_Required work_.
Go through the entries below and copy each line that holds the word "subtitle".

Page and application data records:
»»

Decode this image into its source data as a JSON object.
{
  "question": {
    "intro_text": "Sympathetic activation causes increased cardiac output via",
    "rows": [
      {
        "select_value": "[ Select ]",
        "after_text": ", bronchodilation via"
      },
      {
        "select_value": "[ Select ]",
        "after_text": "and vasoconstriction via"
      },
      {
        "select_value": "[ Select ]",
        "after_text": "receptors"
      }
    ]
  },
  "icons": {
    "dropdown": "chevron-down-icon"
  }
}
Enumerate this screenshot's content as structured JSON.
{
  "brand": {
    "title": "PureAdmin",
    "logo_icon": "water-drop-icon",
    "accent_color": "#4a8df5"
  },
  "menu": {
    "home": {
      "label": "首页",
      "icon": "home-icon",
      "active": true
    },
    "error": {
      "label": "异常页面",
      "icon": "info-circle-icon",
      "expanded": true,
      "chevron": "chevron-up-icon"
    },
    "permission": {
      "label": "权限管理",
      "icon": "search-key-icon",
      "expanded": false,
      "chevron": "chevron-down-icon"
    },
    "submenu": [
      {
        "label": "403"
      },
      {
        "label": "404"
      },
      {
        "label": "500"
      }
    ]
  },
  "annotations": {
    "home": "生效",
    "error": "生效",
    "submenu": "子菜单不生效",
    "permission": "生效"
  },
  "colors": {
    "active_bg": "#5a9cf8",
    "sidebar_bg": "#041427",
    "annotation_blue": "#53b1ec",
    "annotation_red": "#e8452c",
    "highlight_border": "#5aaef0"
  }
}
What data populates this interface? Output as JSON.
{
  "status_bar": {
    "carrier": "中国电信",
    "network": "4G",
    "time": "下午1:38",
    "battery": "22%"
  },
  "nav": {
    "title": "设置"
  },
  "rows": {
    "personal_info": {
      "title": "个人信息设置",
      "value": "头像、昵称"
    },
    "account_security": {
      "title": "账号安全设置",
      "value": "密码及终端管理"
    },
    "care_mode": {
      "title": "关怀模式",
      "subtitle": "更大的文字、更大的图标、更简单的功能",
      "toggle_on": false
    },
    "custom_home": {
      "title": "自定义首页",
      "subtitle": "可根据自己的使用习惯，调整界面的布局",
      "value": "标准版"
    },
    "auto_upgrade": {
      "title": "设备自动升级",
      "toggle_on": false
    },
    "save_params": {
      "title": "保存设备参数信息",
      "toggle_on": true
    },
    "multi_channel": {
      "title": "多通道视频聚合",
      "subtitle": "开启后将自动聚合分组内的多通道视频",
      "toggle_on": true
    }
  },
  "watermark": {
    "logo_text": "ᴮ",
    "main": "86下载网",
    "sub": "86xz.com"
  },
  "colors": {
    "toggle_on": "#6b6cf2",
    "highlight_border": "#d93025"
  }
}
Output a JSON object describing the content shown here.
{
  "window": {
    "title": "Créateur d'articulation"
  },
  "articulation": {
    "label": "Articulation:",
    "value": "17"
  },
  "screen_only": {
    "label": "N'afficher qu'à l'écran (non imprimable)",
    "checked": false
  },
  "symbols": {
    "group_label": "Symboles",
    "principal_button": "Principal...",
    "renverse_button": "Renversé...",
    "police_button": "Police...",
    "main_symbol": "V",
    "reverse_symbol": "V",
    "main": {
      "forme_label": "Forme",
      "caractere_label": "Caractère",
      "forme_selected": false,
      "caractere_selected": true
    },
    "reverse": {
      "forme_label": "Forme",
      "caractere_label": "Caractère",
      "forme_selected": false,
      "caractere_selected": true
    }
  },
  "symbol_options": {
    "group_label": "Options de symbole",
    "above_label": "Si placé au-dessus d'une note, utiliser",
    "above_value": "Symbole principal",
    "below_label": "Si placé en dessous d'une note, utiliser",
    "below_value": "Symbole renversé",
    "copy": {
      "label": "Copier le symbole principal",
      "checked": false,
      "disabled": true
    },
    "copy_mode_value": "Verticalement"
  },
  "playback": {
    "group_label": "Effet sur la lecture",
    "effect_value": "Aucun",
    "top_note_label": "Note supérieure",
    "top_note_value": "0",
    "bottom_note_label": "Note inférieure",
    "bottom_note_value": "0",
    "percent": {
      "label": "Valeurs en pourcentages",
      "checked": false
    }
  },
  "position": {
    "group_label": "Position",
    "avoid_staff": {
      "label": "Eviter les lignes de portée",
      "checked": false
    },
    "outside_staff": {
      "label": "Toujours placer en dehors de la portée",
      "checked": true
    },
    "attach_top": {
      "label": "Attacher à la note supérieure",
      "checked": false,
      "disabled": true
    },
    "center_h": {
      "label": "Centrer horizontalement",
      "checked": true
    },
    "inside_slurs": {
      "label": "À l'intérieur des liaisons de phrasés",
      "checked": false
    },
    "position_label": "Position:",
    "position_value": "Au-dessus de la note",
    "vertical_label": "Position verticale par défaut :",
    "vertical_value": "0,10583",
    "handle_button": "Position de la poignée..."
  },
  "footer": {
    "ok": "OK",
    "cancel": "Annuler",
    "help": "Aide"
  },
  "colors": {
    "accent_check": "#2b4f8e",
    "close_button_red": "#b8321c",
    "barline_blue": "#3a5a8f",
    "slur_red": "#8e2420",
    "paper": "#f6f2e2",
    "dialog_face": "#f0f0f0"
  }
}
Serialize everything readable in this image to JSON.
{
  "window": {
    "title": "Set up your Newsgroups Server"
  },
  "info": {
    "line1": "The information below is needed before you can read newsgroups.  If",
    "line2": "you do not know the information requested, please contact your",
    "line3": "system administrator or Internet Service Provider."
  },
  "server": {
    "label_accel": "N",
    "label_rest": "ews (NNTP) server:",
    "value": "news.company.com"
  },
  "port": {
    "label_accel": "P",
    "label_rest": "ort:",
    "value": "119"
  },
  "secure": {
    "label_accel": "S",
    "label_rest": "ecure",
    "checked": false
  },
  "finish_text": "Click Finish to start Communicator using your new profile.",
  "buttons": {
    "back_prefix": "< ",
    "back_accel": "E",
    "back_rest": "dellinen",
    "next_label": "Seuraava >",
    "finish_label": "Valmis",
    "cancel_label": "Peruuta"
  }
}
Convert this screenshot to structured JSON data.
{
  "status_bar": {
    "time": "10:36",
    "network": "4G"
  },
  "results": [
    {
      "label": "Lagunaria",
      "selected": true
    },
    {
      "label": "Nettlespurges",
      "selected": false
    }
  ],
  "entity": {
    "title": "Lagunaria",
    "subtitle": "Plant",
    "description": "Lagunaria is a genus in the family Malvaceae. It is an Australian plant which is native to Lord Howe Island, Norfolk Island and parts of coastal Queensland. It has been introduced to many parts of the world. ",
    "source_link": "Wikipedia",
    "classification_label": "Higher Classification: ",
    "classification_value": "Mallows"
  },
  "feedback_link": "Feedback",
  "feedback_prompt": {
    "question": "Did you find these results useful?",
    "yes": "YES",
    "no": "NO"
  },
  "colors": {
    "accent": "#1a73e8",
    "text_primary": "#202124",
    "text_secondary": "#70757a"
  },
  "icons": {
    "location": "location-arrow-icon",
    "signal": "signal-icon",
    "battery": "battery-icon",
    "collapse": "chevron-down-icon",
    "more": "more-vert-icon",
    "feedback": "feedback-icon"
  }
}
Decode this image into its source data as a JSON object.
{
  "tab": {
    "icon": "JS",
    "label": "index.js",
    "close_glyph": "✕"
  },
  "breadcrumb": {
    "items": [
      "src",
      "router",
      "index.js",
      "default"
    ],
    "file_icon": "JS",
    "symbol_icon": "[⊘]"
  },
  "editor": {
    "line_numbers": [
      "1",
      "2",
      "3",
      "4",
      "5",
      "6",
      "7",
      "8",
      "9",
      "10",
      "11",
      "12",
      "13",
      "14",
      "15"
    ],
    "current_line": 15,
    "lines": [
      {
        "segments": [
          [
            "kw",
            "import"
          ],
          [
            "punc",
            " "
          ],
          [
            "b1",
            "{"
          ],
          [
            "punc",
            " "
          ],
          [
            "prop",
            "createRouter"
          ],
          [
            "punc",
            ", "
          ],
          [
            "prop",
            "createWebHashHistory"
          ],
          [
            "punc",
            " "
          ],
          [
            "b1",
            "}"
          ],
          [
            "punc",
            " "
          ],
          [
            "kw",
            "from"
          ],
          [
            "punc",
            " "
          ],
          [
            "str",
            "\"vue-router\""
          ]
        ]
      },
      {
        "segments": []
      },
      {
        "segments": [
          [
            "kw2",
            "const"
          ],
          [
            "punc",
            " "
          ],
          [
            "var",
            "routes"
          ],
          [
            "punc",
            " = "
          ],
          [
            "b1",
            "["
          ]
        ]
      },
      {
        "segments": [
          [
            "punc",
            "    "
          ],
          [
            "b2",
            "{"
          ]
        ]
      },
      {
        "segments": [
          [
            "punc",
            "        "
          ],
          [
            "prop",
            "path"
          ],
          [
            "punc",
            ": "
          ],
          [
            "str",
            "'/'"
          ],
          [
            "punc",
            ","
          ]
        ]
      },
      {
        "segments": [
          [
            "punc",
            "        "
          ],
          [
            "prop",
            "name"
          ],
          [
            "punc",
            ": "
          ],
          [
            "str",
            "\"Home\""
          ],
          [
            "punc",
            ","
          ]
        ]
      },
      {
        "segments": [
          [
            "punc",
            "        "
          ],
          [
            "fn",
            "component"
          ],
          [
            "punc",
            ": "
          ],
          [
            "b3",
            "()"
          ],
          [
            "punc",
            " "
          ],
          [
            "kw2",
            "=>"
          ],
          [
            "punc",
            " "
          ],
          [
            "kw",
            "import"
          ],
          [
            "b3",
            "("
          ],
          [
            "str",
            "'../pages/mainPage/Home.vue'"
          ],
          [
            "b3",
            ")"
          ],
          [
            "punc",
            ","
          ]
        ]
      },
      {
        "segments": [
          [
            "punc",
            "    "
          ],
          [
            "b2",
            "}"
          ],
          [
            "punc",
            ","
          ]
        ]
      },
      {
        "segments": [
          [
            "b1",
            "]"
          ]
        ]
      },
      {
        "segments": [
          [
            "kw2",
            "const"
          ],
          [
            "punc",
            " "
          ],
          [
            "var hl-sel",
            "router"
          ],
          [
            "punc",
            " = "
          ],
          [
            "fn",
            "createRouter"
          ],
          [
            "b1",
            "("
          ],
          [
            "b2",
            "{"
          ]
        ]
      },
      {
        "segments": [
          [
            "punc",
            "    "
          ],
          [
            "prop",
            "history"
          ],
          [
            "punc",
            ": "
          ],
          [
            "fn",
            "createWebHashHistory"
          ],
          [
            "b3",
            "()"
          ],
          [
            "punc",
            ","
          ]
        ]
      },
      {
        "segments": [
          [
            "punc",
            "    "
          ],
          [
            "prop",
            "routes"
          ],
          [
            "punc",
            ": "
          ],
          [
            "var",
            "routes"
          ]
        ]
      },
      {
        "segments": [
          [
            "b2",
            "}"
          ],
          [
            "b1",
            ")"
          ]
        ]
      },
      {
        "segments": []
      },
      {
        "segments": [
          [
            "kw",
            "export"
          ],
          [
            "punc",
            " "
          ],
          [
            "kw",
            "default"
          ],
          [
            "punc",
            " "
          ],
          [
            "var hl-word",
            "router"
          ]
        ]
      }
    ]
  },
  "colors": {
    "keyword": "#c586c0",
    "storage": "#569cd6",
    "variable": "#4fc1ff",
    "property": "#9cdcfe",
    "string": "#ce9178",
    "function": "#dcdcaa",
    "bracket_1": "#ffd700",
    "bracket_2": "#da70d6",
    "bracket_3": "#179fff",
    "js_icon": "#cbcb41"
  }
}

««

_Solution to the problem_.
      "subtitle": "更大的文字、更大的图标、更简单的功能",
      "subtitle": "可根据自己的使用习惯，调整界面的布局",
      "subtitle": "开启后将自动聚合分组内的多通道视频",
    "subtitle": "Plant",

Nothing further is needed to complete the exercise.